--- What you have to do ---
Filter these entries down to the lines that hold the word "date", and show each of them.

Data about app and page elements
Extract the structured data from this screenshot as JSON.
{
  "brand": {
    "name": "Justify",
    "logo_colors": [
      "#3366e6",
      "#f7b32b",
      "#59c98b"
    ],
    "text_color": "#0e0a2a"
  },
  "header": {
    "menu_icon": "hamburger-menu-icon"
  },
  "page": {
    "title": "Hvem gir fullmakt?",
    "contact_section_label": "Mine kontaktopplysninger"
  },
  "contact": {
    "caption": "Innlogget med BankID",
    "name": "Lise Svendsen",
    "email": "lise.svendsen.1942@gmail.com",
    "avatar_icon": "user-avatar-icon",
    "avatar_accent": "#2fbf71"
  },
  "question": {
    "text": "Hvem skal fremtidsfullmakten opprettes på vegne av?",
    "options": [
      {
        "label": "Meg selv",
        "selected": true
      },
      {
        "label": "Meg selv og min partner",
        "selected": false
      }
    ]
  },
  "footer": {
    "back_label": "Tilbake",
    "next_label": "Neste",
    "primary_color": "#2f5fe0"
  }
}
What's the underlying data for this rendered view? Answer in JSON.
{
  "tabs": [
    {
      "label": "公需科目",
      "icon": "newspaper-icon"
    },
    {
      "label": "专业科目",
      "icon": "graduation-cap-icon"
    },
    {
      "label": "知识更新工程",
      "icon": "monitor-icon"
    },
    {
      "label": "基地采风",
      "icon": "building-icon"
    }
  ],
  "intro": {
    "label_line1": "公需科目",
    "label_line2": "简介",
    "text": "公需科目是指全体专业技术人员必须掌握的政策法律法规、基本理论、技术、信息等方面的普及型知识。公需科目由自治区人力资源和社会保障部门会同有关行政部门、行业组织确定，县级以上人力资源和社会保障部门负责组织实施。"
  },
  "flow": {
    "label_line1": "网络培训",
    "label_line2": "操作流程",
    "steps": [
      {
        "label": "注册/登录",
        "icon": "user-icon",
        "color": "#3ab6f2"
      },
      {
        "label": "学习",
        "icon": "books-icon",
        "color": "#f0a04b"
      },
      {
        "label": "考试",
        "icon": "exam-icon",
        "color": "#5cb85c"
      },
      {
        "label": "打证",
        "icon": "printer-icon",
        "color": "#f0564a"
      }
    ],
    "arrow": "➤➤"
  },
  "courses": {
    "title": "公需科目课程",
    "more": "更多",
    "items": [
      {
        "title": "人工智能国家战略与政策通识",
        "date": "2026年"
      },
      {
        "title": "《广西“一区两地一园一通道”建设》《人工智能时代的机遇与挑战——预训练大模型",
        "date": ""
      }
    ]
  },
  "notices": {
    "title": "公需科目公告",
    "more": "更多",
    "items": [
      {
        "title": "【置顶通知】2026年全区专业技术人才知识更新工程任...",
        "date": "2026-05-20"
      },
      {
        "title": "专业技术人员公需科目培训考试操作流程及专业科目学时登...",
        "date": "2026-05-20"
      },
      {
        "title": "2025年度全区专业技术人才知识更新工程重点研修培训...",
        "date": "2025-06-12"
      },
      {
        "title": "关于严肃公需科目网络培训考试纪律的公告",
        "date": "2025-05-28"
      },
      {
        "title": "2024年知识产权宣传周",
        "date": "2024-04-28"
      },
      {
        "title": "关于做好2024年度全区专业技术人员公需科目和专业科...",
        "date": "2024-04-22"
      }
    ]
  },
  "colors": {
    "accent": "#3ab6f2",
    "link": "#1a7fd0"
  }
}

--- Finished exercise ---
        "date": "2026年"
        "date": ""
        "date": "2026-05-20"
        "date": "2026-05-20"
        "date": "2025-06-12"
        "date": "2025-05-28"
        "date": "2024-04-28"
        "date": "2024-04-22"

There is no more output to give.